Extracted entries:
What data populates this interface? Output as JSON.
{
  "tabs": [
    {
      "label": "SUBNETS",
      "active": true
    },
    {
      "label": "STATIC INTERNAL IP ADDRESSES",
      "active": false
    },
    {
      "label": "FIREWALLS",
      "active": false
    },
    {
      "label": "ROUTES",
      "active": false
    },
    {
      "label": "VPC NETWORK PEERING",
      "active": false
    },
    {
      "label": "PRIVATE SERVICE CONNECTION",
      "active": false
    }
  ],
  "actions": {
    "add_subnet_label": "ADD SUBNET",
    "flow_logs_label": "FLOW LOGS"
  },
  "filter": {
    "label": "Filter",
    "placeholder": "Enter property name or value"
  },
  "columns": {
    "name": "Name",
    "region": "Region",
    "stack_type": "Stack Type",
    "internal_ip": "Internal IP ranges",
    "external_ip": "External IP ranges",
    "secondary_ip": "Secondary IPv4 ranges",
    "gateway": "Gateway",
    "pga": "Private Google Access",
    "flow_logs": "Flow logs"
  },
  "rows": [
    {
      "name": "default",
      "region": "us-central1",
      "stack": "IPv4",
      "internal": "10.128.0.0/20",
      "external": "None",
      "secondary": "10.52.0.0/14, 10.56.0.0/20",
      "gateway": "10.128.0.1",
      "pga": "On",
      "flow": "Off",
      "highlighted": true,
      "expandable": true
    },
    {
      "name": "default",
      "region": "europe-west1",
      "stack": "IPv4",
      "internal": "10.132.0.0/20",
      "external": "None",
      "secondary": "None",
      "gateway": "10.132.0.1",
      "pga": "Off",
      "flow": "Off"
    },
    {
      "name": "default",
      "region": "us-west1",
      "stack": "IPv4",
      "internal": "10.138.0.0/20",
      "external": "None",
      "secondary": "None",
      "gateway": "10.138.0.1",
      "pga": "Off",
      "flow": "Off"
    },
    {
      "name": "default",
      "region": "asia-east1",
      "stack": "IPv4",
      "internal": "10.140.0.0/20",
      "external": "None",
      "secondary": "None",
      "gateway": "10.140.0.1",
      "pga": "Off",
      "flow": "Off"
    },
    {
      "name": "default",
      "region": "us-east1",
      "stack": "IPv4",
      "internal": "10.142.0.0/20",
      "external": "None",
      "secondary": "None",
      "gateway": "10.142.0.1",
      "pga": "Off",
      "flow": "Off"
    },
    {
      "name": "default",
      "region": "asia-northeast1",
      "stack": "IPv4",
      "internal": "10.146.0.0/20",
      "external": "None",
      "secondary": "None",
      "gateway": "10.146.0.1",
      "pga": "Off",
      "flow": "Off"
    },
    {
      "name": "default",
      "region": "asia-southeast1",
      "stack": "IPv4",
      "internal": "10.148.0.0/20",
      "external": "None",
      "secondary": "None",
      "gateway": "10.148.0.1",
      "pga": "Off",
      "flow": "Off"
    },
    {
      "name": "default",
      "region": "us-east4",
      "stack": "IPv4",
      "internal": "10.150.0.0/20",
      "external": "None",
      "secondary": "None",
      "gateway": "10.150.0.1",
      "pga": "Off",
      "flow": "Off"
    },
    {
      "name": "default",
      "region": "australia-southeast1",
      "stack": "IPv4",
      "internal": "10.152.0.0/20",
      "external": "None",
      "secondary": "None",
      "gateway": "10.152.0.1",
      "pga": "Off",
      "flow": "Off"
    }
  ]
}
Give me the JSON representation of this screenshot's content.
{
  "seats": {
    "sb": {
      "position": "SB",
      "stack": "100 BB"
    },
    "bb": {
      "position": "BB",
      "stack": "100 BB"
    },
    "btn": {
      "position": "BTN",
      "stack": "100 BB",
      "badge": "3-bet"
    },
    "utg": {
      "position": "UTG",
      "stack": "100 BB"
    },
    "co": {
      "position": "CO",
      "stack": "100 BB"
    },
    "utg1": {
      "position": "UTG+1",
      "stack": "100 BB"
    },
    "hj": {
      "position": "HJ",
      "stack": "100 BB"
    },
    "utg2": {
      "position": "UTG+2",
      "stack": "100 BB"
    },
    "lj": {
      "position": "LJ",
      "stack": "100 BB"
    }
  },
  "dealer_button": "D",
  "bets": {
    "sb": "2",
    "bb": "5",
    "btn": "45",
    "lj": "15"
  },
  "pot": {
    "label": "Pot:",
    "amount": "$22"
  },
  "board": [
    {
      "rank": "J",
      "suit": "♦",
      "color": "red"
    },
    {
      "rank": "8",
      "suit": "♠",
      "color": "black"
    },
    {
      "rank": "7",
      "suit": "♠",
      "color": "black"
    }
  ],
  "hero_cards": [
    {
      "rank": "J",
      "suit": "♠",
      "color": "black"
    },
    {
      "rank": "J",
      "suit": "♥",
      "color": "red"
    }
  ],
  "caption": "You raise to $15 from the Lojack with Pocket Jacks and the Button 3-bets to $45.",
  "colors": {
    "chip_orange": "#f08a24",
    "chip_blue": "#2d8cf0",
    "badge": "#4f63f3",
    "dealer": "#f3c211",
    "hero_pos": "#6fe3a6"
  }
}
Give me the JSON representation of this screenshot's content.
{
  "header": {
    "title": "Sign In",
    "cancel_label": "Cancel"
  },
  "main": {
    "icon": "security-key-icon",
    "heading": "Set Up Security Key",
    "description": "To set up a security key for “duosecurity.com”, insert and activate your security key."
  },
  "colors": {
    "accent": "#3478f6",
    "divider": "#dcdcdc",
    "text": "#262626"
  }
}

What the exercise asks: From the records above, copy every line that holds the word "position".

Completed task:
      "position": "SB",
      "position": "BB",
      "position": "BTN",
      "position": "UTG",
      "position": "CO",
      "position": "UTG+1",
      "position": "HJ",
      "position": "UTG+2",
      "position": "LJ",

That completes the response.